I think I can safely say that everyone knows the concept of Practice.  If you practice a craft, you get better at it.  You learn simpler ways of doing it.  You become more consistent at it.  Doing the craft becomes easier for you.  With exercise, a kind of practice, your reflexes become faster and your muscles become stronger.  The effort you engaged in makes the future attempts easier and more quickly done.

I have been listening, over the last few months, to tapes by Jack Kornfield, a Buddhist teacher and a practitioner for over 40 years, and Pema Chodron, known for her interpretation of Tibetan Buddhism for Western audiences.  Quite a bit of their teachings have pointed me towards some understanding of the ideas that thought, our mental reactions to the world around us is also a practice, and has the same consequences.

I saw a woman the other day who showed me quite clearly the consequences of her mental practice.  You could see it on her face.  Looking at her, it was difficult to imagine her reacting to anything in her day other than with irritation.  She was irritated that you stood too close.  If she was talking to you, she was irritated that you were too far away.  She was irritated at the weather or the traffic.  Even her talk about her friends was in terms of how they irritated her.  This takes practice.  By the time she got to her present age, she had practiced irritation diligently for the majority of her life, and it was now the only filter through which she could see the world.

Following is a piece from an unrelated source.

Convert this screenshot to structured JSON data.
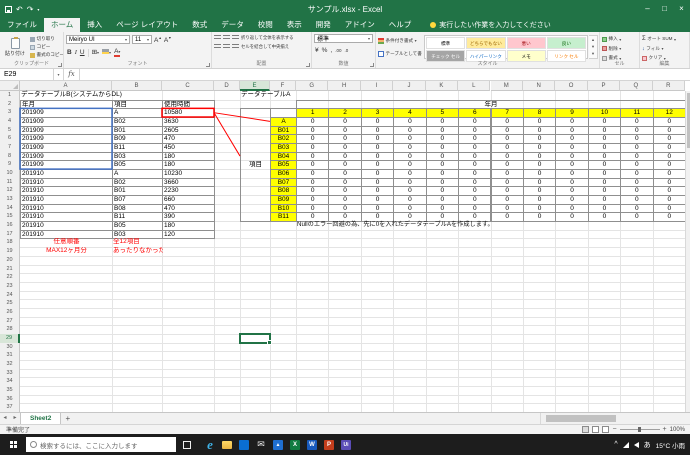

It is possible to practice contemplating the world as something against you, that your life is continually a stress and a challenge, an illness.  For many it is easy to see it that way.  For many it would seem obvious that a particular persons life was that way.  But I have also seen people coming from lives of incredible difficulties, still thinking well of themselves and others, even their oppressors,  purely because of their ways of thinking.  That takes practice.

I look at myself, the times of loneliness I have felt, days of depression which come over me at times, and wonder, how have I practiced this before?  I know the feelings have come over me many times in my past.  It is familiar to me.  I have practiced it.

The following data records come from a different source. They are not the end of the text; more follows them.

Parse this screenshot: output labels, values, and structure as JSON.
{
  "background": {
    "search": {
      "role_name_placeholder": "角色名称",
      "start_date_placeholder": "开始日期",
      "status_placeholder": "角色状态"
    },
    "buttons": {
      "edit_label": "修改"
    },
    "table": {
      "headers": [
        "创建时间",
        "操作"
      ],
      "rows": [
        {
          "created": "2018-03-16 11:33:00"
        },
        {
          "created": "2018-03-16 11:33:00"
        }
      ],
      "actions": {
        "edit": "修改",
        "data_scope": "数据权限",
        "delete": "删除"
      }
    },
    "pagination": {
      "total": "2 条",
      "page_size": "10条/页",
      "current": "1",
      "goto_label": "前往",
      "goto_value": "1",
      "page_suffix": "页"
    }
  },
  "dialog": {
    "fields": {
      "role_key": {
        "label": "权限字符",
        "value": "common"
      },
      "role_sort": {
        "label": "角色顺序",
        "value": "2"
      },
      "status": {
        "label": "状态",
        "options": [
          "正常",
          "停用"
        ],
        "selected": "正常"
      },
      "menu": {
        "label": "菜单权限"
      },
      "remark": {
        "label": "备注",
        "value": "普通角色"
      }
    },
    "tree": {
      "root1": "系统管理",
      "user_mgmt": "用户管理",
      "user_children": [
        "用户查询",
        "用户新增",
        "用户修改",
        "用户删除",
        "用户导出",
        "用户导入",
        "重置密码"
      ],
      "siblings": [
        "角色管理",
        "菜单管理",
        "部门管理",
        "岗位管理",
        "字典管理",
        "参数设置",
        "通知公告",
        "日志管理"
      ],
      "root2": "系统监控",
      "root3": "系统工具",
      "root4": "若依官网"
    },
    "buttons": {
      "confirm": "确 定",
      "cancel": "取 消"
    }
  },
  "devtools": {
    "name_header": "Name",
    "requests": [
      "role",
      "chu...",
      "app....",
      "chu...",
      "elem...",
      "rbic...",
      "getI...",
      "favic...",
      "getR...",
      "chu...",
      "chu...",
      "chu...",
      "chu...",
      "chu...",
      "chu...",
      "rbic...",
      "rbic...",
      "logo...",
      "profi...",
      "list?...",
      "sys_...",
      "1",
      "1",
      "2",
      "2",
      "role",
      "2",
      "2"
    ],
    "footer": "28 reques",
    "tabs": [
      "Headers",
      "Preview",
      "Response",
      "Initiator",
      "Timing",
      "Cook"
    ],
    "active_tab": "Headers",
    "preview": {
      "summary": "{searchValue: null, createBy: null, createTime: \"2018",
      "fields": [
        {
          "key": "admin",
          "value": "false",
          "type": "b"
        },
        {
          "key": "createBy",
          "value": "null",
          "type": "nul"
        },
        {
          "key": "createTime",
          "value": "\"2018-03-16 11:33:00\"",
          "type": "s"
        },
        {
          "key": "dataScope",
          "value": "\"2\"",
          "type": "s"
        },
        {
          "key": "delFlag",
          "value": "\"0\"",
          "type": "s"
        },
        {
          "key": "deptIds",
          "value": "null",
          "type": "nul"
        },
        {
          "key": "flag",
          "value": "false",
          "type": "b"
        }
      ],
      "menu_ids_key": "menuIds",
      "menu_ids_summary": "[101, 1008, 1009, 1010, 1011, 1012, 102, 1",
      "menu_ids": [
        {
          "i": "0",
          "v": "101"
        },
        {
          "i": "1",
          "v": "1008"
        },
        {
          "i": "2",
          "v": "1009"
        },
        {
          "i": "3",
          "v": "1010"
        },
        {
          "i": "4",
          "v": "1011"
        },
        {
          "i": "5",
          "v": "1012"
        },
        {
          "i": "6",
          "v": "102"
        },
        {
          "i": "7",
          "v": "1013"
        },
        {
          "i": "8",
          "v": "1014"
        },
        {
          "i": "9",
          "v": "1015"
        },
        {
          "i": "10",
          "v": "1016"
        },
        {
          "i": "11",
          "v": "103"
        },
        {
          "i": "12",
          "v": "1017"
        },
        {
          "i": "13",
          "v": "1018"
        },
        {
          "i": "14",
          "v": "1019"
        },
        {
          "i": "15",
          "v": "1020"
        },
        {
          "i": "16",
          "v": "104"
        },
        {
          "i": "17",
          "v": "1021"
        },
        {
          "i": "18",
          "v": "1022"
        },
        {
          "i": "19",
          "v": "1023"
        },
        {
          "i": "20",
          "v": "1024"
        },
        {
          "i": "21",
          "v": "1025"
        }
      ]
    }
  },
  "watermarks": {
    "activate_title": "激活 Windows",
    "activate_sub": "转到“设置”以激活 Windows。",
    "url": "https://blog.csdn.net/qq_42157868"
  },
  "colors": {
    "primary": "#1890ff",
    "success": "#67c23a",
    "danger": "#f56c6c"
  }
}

The strange part about thoughts and emotions is that we tend to think of them as out of our hands, inevitable, caused by something outside of ourselves, reactions.  I am toying with the notion that it is not necessarily the way it has to be.  In these times of difficulty, I think it is appropriate to look at ones thoughts and accept that there is a part of conscious choice in the matter, and as I begin to realize that more and more, I find opportunities to make a different choice.

Sometimes it is through just taking a break, moving away from what is troubling me.  Sometimes it is moving towards that which pleases me.  That really is a very useful tool. remembering what pleases you.  I take great pleasure in the joys available through women.  They have always been a powerfully positive (lol, most of the time) force in my life.  So, when I can, and admittedly that is not always possible, I think of the wonderful women in my life, one who gives a kiss, one a childish laugh, one who allows me to assist in her exploration, the one who is a Dancer.  She makes me smile.

Find the beauty in your life, whatever it may be.  Practice bringing it to mind, music, art, people, even work if that is a pleasure, and practice bringing it to mind and holding it close.  There are so many parts of me.  Here I am The Eroticist, and it is a part of me that gives me joy and humor.  I tend to smile here.  That is a good thing.  It is something to practice.

The Eroticist